§ Stored data
━━━━

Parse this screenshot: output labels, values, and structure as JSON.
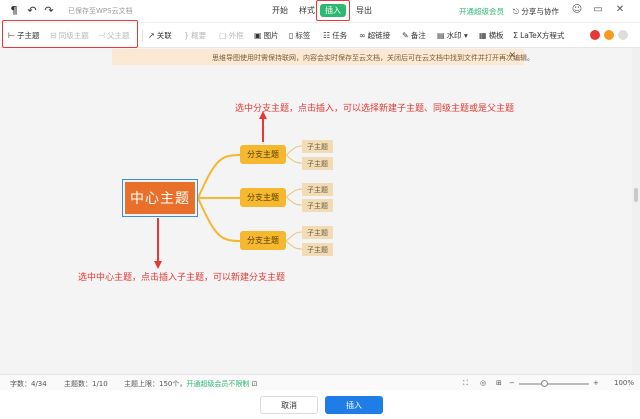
{
  "topbar": {
    "status": "已保存至WPS云文档",
    "tabs": [
      "开始",
      "样式",
      "插入",
      "导出"
    ],
    "active_tab": "插入",
    "member_link": "开通超级会员",
    "share": "分享与协作"
  },
  "toolbar": {
    "child_topic": "子主题",
    "sibling_topic": "同级主题",
    "parent_topic": "父主题",
    "relation": "关联",
    "summary": "概要",
    "outline": "外框",
    "image": "图片",
    "tag": "标签",
    "task": "任务",
    "hyperlink": "超链接",
    "note": "备注",
    "watermark": "水印",
    "template": "横板",
    "latex": "LaTeX方程式"
  },
  "notice": {
    "text": "思维导图使用时需保持联网，内容会实时保存至云文档，关闭后可在云文档中找到文件并打开再次编辑。"
  },
  "mindmap": {
    "central": "中心主题",
    "branches": [
      {
        "label": "分支主题",
        "children": [
          "子主题",
          "子主题"
        ]
      },
      {
        "label": "分支主题",
        "children": [
          "子主题",
          "子主题"
        ]
      },
      {
        "label": "分支主题",
        "children": [
          "子主题",
          "子主题"
        ]
      }
    ],
    "annotation_top": "选中分支主题，点击插入，可以选择新建子主题、同级主题或是父主题",
    "annotation_bottom": "选中中心主题，点击插入子主题，可以新建分支主题"
  },
  "statusbar": {
    "word_count": "字数：4/34",
    "topic_count": "主题数：1/10",
    "topic_limit": "主题上限：150个，",
    "upgrade_link": "开通超级会员不限制",
    "zoom": "100%"
  },
  "buttons": {
    "cancel": "取消",
    "insert": "插入"
  },
  "colors": {
    "accent": "#2eb872",
    "primary_button": "#1f7de8",
    "central_topic": "#e8702a",
    "branch_topic": "#f5b82e",
    "sub_topic": "#f1dcb6",
    "annotation": "#e53935"
  }
}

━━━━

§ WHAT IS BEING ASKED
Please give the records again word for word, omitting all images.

§ RESULT FOR THIS EXERCISE
Parse this screenshot: output labels, values, and structure as JSON.
{
  "topbar": {
    "status": "已保存至WPS云文档",
    "tabs": [
      "开始",
      "样式",
      "插入",
      "导出"
    ],
    "active_tab": "插入",
    "member_link": "开通超级会员",
    "share": "分享与协作"
  },
  "toolbar": {
    "child_topic": "子主题",
    "sibling_topic": "同级主题",
    "parent_topic": "父主题",
    "relation": "关联",
    "summary": "概要",
    "outline": "外框",
    "image": "图片",
    "tag": "标签",
    "task": "任务",
    "hyperlink": "超链接",
    "note": "备注",
    "watermark": "水印",
    "template": "横板",
    "latex": "LaTeX方程式"
  },
  "notice": {
    "text": "思维导图使用时需保持联网，内容会实时保存至云文档，关闭后可在云文档中找到文件并打开再次编辑。"
  },
  "mindmap": {
    "central": "中心主题",
    "branches": [
      {
        "label": "分支主题",
        "children": [
          "子主题",
          "子主题"
        ]
      },
      {
        "label": "分支主题",
        "children": [
          "子主题",
          "子主题"
        ]
      },
      {
        "label": "分支主题",
        "children": [
          "子主题",
          "子主题"
        ]
      }
    ],
    "annotation_top": "选中分支主题，点击插入，可以选择新建子主题、同级主题或是父主题",
    "annotation_bottom": "选中中心主题，点击插入子主题，可以新建分支主题"
  },
  "statusbar": {
    "word_count": "字数：4/34",
    "topic_count": "主题数：1/10",
    "topic_limit": "主题上限：150个，",
    "upgrade_link": "开通超级会员不限制",
    "zoom": "100%"
  },
  "buttons": {
    "cancel": "取消",
    "insert": "插入"
  },
  "colors": {
    "accent": "#2eb872",
    "primary_button": "#1f7de8",
    "central_topic": "#e8702a",
    "branch_topic": "#f5b82e",
    "sub_topic": "#f1dcb6",
    "annotation": "#e53935"
  }
}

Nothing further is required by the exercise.